What is needed
All of the data below should be copied exactly as it stands.

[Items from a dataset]
++++++++

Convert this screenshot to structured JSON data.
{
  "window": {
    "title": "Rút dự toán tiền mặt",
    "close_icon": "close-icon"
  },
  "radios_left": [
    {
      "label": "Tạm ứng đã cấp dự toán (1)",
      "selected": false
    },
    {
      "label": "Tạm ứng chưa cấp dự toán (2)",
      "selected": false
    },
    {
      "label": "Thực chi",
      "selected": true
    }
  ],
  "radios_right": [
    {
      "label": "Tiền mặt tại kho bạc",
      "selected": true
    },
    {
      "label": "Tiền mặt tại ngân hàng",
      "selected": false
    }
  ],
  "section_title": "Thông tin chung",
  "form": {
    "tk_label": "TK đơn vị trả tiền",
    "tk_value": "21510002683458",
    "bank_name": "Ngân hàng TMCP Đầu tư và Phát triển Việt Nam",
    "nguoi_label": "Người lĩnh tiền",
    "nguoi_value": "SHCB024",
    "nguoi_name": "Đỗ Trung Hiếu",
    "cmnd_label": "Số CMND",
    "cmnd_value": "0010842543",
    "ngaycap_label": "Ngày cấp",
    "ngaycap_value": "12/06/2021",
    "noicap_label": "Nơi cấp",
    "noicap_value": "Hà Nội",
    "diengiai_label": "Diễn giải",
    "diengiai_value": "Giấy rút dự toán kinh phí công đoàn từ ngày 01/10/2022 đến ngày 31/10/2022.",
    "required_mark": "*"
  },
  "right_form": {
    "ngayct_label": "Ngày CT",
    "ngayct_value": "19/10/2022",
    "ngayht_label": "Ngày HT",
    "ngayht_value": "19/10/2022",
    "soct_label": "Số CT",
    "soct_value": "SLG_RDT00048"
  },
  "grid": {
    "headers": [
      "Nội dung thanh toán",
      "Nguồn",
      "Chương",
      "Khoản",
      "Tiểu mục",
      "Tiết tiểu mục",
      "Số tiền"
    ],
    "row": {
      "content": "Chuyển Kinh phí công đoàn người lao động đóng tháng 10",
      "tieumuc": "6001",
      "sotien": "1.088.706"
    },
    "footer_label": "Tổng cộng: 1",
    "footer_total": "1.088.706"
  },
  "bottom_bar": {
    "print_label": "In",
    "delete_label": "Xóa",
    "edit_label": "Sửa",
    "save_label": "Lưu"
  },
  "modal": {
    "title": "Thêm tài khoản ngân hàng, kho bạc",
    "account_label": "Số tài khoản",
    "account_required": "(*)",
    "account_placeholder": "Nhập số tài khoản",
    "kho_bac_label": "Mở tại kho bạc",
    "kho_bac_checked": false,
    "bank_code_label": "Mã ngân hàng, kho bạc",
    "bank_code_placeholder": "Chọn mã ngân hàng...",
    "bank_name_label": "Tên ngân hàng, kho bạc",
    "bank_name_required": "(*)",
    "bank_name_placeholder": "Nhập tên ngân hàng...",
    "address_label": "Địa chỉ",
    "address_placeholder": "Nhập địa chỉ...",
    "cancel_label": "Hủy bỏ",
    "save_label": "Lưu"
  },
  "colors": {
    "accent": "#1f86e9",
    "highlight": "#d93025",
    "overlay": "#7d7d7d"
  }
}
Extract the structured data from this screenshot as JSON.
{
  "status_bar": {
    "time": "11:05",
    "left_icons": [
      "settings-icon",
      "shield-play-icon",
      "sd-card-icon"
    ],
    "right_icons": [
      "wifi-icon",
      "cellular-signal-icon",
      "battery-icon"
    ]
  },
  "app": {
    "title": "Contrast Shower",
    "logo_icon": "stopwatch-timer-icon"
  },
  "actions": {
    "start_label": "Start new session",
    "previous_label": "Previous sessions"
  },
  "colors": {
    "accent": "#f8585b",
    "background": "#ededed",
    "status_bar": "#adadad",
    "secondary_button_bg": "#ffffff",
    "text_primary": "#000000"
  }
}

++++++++

Answer space
Convert this screenshot to structured JSON data.
{
  "window": {
    "title": "Rút dự toán tiền mặt",
    "close_icon": "close-icon"
  },
  "radios_left": [
    {
      "label": "Tạm ứng đã cấp dự toán (1)",
      "selected": false
    },
    {
      "label": "Tạm ứng chưa cấp dự toán (2)",
      "selected": false
    },
    {
      "label": "Thực chi",
      "selected": true
    }
  ],
  "radios_right": [
    {
      "label": "Tiền mặt tại kho bạc",
      "selected": true
    },
    {
      "label": "Tiền mặt tại ngân hàng",
      "selected": false
    }
  ],
  "section_title": "Thông tin chung",
  "form": {
    "tk_label": "TK đơn vị trả tiền",
    "tk_value": "21510002683458",
    "bank_name": "Ngân hàng TMCP Đầu tư và Phát triển Việt Nam",
    "nguoi_label": "Người lĩnh tiền",
    "nguoi_value": "SHCB024",
    "nguoi_name": "Đỗ Trung Hiếu",
    "cmnd_label": "Số CMND",
    "cmnd_value": "0010842543",
    "ngaycap_label": "Ngày cấp",
    "ngaycap_value": "12/06/2021",
    "noicap_label": "Nơi cấp",
    "noicap_value": "Hà Nội",
    "diengiai_label": "Diễn giải",
    "diengiai_value": "Giấy rút dự toán kinh phí công đoàn từ ngày 01/10/2022 đến ngày 31/10/2022.",
    "required_mark": "*"
  },
  "right_form": {
    "ngayct_label": "Ngày CT",
    "ngayct_value": "19/10/2022",
    "ngayht_label": "Ngày HT",
    "ngayht_value": "19/10/2022",
    "soct_label": "Số CT",
    "soct_value": "SLG_RDT00048"
  },
  "grid": {
    "headers": [
      "Nội dung thanh toán",
      "Nguồn",
      "Chương",
      "Khoản",
      "Tiểu mục",
      "Tiết tiểu mục",
      "Số tiền"
    ],
    "row": {
      "content": "Chuyển Kinh phí công đoàn người lao động đóng tháng 10",
      "tieumuc": "6001",
      "sotien": "1.088.706"
    },
    "footer_label": "Tổng cộng: 1",
    "footer_total": "1.088.706"
  },
  "bottom_bar": {
    "print_label": "In",
    "delete_label": "Xóa",
    "edit_label": "Sửa",
    "save_label": "Lưu"
  },
  "modal": {
    "title": "Thêm tài khoản ngân hàng, kho bạc",
    "account_label": "Số tài khoản",
    "account_required": "(*)",
    "account_placeholder": "Nhập số tài khoản",
    "kho_bac_label": "Mở tại kho bạc",
    "kho_bac_checked": false,
    "bank_code_label": "Mã ngân hàng, kho bạc",
    "bank_code_placeholder": "Chọn mã ngân hàng...",
    "bank_name_label": "Tên ngân hàng, kho bạc",
    "bank_name_required": "(*)",
    "bank_name_placeholder": "Nhập tên ngân hàng...",
    "address_label": "Địa chỉ",
    "address_placeholder": "Nhập địa chỉ...",
    "cancel_label": "Hủy bỏ",
    "save_label": "Lưu"
  },
  "colors": {
    "accent": "#1f86e9",
    "highlight": "#d93025",
    "overlay": "#7d7d7d"
  }
}
Extract the structured data from this screenshot as JSON.
{
  "status_bar": {
    "time": "11:05",
    "left_icons": [
      "settings-icon",
      "shield-play-icon",
      "sd-card-icon"
    ],
    "right_icons": [
      "wifi-icon",
      "cellular-signal-icon",
      "battery-icon"
    ]
  },
  "app": {
    "title": "Contrast Shower",
    "logo_icon": "stopwatch-timer-icon"
  },
  "actions": {
    "start_label": "Start new session",
    "previous_label": "Previous sessions"
  },
  "colors": {
    "accent": "#f8585b",
    "background": "#ededed",
    "status_bar": "#adadad",
    "secondary_button_bg": "#ffffff",
    "text_primary": "#000000"
  }
}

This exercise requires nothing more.